WHAT TO WORK ON: If a line of the records holds the word "that", copy it out.

Element data from apps and pages:
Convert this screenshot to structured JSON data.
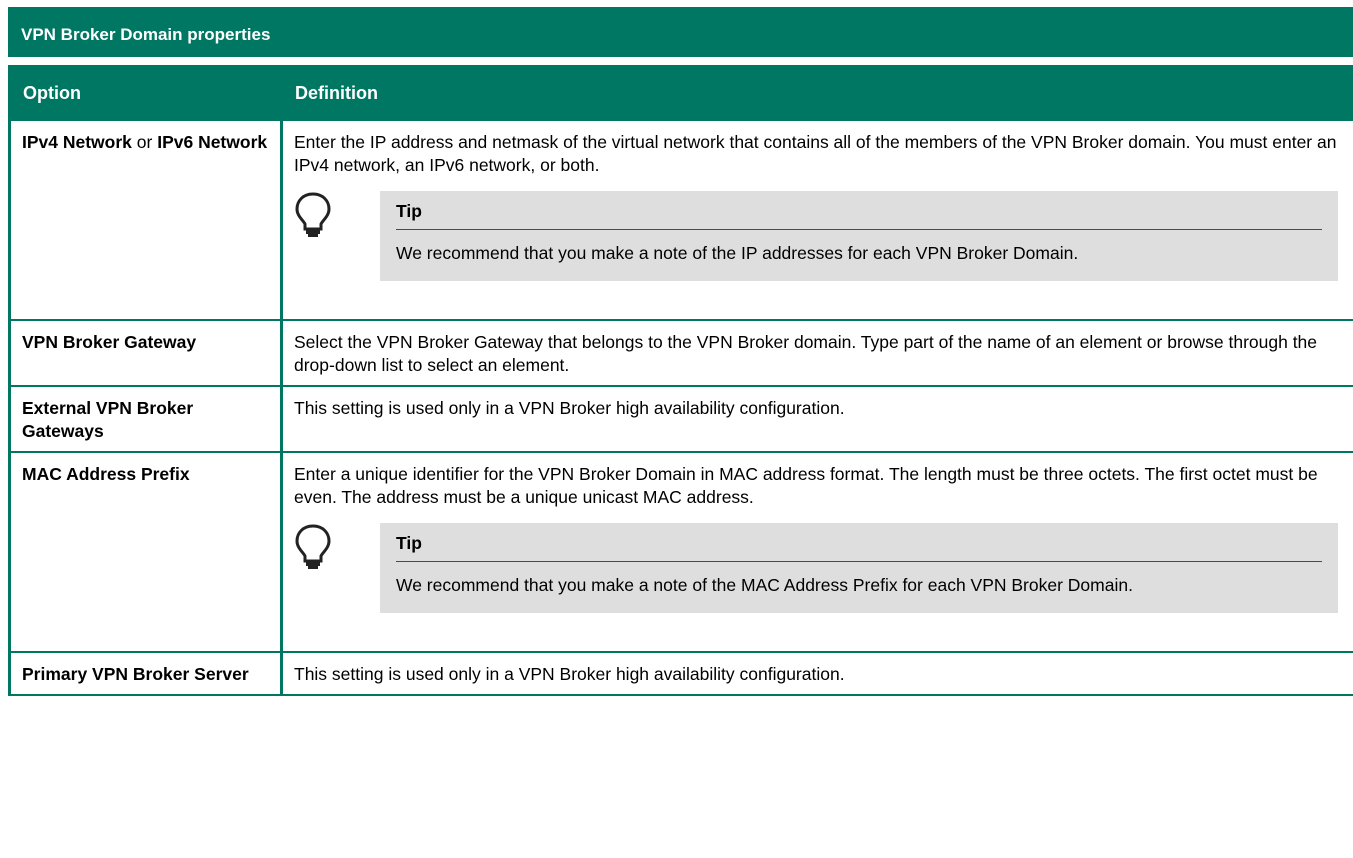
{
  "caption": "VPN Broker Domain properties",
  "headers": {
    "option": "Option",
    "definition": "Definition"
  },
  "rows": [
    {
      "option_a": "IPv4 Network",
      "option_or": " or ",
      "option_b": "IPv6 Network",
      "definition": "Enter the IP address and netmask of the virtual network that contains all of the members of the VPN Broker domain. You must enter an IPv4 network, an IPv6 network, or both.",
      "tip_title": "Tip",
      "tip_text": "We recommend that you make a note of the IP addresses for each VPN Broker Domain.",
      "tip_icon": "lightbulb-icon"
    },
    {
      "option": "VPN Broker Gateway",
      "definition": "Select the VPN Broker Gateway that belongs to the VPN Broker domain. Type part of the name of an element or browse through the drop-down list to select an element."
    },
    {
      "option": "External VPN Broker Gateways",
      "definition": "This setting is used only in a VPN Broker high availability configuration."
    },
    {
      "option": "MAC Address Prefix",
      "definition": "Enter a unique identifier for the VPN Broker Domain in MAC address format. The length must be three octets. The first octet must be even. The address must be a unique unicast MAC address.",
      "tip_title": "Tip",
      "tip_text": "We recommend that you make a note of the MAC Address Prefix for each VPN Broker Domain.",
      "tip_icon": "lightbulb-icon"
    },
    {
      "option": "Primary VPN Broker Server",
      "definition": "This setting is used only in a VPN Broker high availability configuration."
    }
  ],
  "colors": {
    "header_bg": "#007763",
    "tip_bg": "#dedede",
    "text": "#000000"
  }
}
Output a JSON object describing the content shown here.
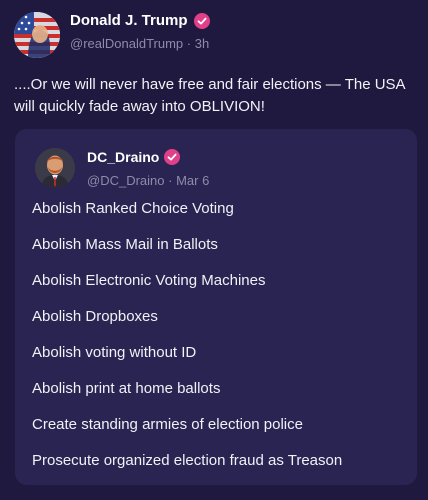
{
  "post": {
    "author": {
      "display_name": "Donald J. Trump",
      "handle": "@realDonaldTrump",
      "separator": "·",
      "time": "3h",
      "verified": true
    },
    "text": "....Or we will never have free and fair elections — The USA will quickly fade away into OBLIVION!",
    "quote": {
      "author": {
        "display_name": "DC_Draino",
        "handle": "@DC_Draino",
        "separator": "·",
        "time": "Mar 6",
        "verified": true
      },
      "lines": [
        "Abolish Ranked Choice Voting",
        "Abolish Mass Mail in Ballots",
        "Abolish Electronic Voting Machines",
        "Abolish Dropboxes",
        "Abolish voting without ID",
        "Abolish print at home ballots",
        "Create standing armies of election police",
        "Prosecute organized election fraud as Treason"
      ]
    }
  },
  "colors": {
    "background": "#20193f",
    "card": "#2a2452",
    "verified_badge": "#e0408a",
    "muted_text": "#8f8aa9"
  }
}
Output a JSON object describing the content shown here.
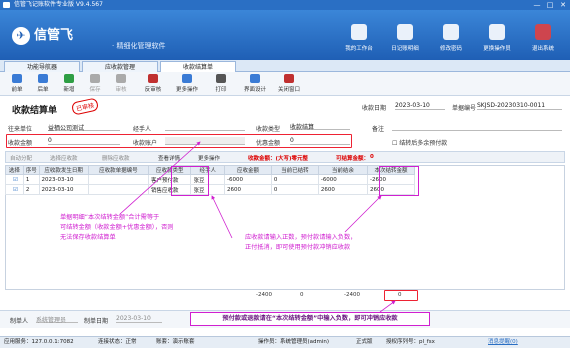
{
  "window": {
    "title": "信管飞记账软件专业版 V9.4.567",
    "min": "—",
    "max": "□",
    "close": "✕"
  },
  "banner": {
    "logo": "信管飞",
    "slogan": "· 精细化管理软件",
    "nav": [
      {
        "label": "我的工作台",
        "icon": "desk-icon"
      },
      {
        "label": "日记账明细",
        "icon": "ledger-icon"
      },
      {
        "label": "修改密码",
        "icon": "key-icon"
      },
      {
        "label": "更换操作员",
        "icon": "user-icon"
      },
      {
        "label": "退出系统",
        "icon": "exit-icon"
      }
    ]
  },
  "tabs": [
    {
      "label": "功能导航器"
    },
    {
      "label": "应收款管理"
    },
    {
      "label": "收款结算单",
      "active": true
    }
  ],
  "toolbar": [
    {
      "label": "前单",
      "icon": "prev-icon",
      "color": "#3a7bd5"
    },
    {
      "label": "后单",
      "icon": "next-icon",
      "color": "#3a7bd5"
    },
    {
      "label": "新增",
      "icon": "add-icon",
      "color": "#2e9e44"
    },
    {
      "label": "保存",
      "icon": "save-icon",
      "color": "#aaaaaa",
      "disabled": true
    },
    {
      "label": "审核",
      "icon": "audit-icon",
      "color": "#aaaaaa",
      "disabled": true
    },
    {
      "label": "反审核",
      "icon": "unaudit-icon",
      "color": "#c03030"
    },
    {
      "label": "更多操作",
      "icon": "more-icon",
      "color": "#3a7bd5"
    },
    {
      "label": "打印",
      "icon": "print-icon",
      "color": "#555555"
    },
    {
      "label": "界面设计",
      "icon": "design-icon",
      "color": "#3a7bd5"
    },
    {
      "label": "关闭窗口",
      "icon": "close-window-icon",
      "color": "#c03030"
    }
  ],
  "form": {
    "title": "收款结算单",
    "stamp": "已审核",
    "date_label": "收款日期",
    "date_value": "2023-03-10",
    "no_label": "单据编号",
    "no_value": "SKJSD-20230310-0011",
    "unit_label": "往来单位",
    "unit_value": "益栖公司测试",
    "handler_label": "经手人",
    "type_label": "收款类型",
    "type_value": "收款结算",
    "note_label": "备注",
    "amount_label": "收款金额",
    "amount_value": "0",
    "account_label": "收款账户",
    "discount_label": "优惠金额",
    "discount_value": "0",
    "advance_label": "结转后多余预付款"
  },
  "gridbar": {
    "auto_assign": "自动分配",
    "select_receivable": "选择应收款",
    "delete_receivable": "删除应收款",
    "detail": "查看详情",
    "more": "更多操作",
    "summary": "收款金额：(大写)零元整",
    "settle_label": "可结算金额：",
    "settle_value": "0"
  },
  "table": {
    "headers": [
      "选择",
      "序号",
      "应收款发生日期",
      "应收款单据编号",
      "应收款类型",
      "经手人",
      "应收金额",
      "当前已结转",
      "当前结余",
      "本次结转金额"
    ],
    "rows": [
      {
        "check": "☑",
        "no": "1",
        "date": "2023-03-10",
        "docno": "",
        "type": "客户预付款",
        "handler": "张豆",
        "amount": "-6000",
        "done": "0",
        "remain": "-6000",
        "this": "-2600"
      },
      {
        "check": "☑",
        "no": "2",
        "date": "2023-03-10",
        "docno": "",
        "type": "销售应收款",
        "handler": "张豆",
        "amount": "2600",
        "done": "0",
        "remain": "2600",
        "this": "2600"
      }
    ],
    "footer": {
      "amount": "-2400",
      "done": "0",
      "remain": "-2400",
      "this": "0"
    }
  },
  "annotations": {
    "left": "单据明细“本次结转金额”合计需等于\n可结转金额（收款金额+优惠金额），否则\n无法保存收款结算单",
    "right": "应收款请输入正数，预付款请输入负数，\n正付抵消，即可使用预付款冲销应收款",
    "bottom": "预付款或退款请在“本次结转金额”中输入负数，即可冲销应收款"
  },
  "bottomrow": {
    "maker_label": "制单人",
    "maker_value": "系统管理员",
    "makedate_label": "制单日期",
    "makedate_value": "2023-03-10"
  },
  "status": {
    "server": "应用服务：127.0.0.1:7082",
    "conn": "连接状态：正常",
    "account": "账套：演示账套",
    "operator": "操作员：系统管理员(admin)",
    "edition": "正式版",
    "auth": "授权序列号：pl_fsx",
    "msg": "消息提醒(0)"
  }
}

RESULT FOR THIS EXERCISE:
      "definition": "Enter the IP address and netmask of the virtual network that contains all of the members of the VPN Broker domain. You must enter an IPv4 network, an IPv6 network, or both.",
      "tip_text": "We recommend that you make a note of the IP addresses for each VPN Broker Domain.",
      "definition": "Select the VPN Broker Gateway that belongs to the VPN Broker domain. Type part of the name of an element or browse through the drop-down list to select an element."
      "tip_text": "We recommend that you make a note of the MAC Address Prefix for each VPN Broker Domain.",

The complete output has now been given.